Fact: This is false. Addiction is a chronic process that is not easily cured, but rather is managed over time, similar to diabetes or asthma. This is not to say that medications aren’t important tools used in the management of various forms of substance dependence. For instance, the withdrawal symptoms experienced by a person addicted to drugs can be reduced through the medically supervised use of certain prescription medications; there are even medications that can reduce the frequency and intensity of cravings. Substance use disorders are managed through a combination of detoxification, counseling, education, and abstinence.
Myth: People only hurt themselves when they take drugs or drink alcohol.
Fact: When teens misuse drugs or alcohol, other people are dramatically affected. A teenager who misuses a substance or has an addiction to drugs and alcohol is far more likely to be involved in an accident or commit a crime.1 Additionally, people under the influence often say and do things they normally would not do while sober, due to reduced inhibition and judgment. Stripping away inhibitions often leads them to hurt their friends, family members, and coworkers. Family members and other loved ones often experience excessive stress due to worrying about the addicted individual and dealing with the consequences of their actions.
Myth: Prescription drugs are not dangerous if prescribed by a health care professional.
Fact: Prescription drugs can be safe, but only if they are taken as prescribed. Drugs consumed in a manner not indicated by the prescription can be dangerous and lead to drug dependency or the development of serious health complications. Always follow your doctor’s directions when treating a medical condition with prescription drugs. Do not take more than the prescribed dose, take pills more frequently, for longer than prescribed, or by a different means than prescribed, such as crushing, snorting or chewing the pills.
Myth: Drinking or using drugs won’t have any harmful effects on young people.
Fact: Drinking or using drugs can damage the brain and the body at any age, but they have especially negatively effects on the still-developing brains of adolescents and teens. Using drugs or drinking can cause impairment in memory, the ability to learn, socialize, become independent, and become a part of the adult world.1
Finding help for a teenager or young adult with an addiction can be a scary and overwhelming process. If you know a teenager who wants to get help for an alcohol or substance use disorder, call our 24-hour helpline at 1-888-287-0471 for assistance with finding a treatment center. Let us help guide you to the help your teenager needs.
- National Center for Children in Poverty. (2011). Adolescent substance use in the U.S.
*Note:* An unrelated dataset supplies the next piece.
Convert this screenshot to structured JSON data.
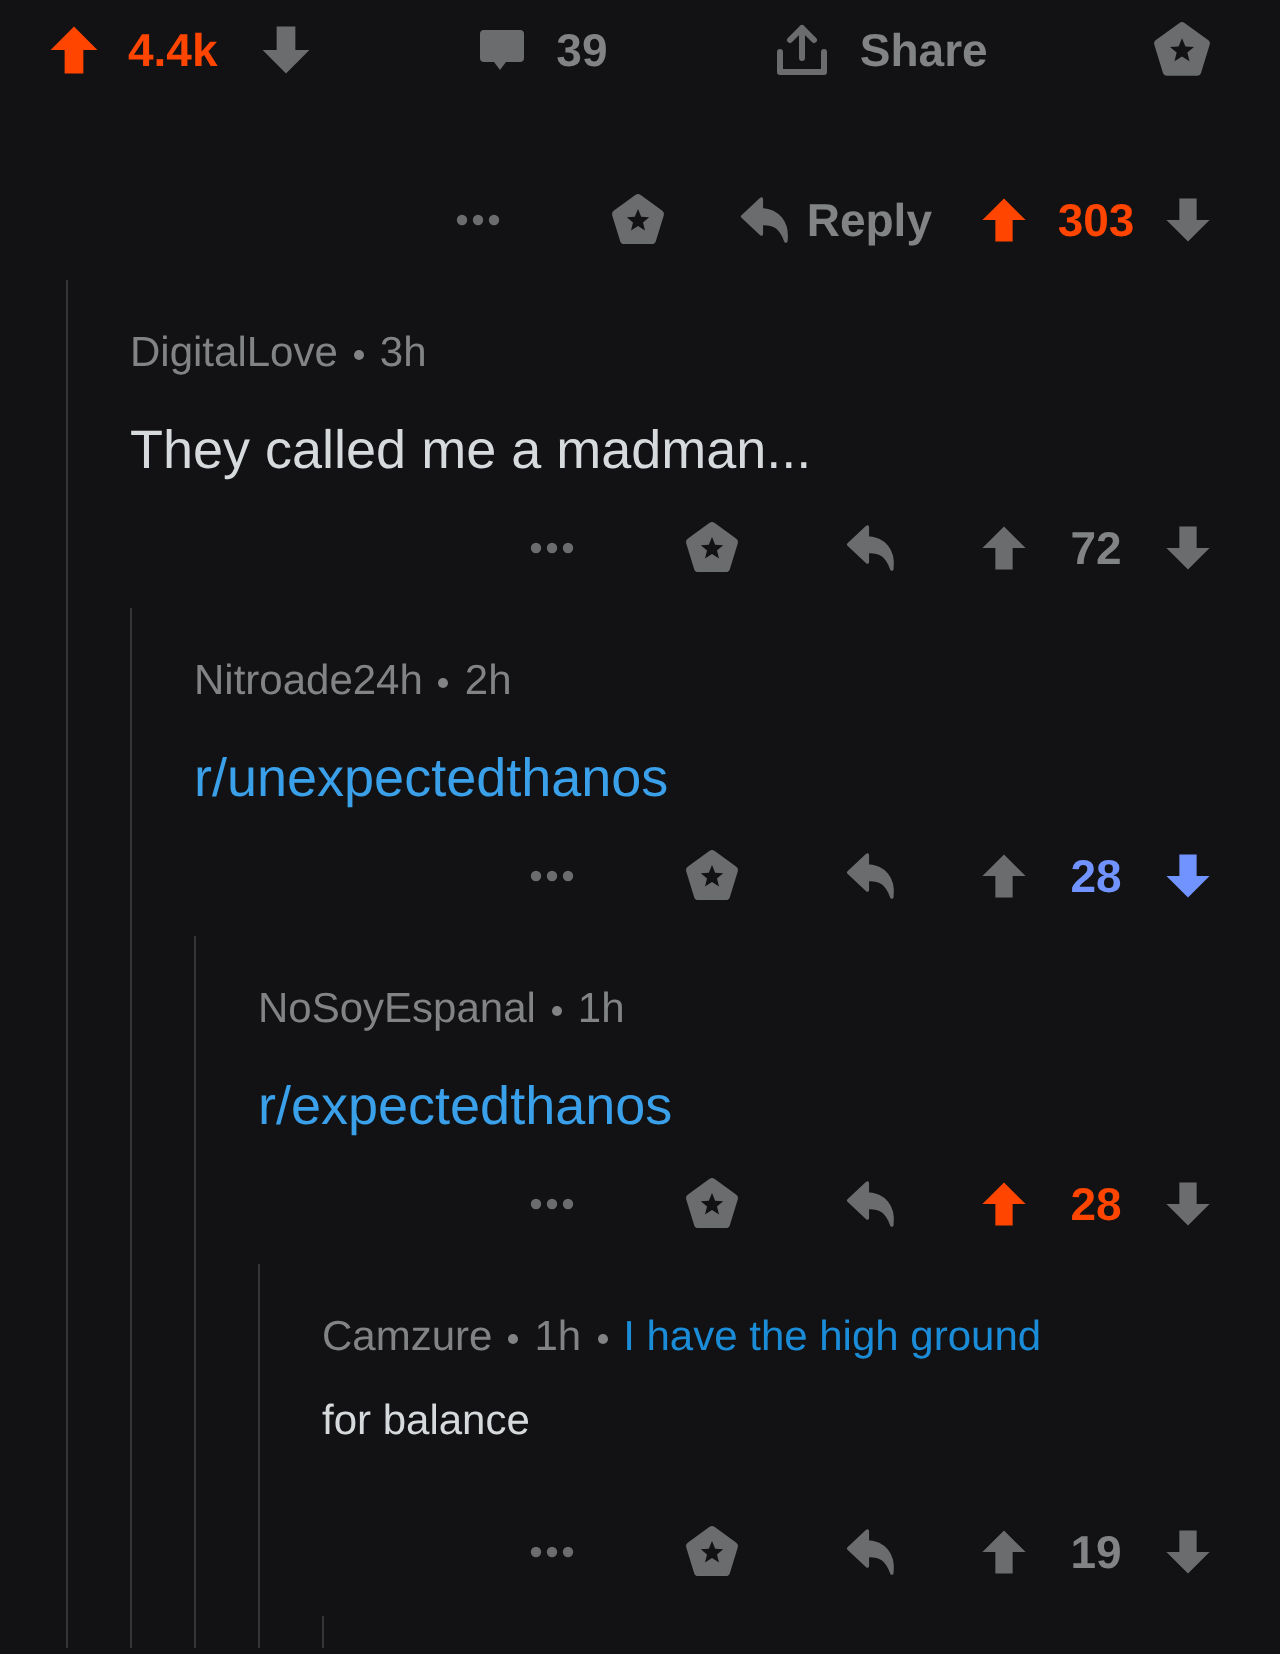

- National Institute on Drug Abuse. (2016). DrugFacts: High school and youth trends.
- U.S. Department of Health and Human Services. (2016). Substance abuse.
- Centers for Disease Control and Prevention. (2015). Trends in the prevalence of marijuana, cocaine, and other illegal drug use.
- National Institute on Drug Abuse. (2015). Drug use trends remain stable or decline among teens.
- Centers for Disease Control and Prevention. (2015). Trends in the prevalence of alcohol use.
- National Institute on Alcohol Abuse and Alcoholism. (2016). Underage drinking.